━━━━━ The records
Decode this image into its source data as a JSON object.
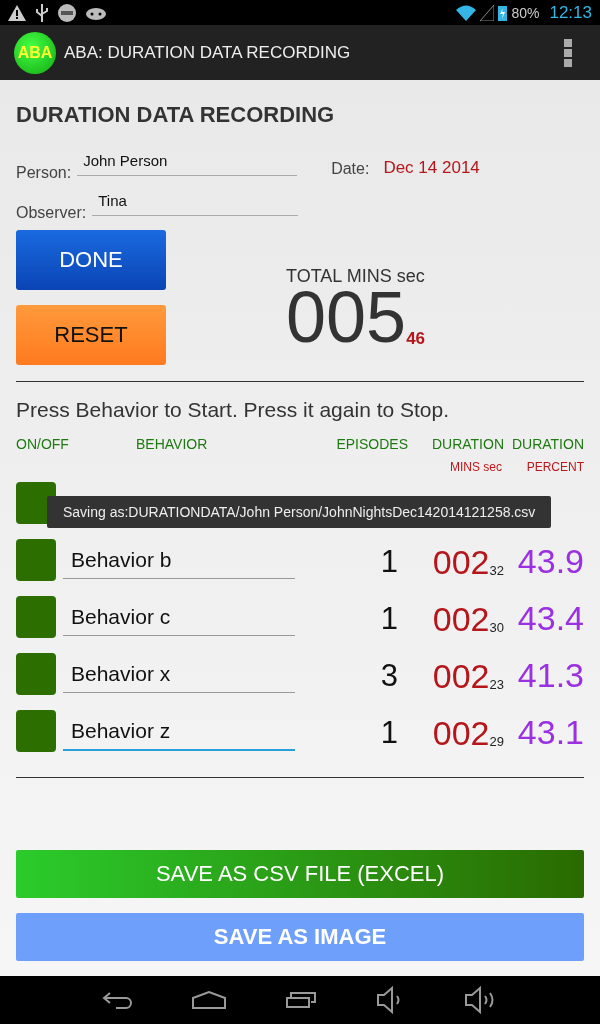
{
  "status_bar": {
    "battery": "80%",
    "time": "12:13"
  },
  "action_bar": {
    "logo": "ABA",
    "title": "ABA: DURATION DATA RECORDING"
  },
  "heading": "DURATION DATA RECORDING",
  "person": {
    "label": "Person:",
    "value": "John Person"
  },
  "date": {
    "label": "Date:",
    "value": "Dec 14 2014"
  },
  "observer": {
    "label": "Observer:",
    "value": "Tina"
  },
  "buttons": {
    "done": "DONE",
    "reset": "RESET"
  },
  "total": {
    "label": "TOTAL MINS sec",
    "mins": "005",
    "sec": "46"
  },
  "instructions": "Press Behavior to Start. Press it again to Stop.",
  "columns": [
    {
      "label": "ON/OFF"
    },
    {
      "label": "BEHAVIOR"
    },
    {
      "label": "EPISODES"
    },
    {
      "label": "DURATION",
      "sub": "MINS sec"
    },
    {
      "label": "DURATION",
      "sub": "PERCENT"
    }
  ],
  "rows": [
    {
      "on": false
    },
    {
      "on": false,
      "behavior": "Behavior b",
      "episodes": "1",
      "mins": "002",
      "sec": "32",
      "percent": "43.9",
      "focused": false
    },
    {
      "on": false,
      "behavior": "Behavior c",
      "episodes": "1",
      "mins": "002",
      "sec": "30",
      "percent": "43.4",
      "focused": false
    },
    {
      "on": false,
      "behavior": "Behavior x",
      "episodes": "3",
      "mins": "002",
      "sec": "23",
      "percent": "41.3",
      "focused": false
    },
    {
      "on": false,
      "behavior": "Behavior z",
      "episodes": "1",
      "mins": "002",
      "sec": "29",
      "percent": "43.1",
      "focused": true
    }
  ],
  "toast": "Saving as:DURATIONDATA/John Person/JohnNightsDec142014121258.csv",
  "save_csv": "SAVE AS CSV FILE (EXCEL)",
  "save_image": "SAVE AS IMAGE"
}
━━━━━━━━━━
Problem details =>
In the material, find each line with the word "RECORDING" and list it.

Completed exercise =>
    "title": "ABA: DURATION DATA RECORDING"
  "heading": "DURATION DATA RECORDING",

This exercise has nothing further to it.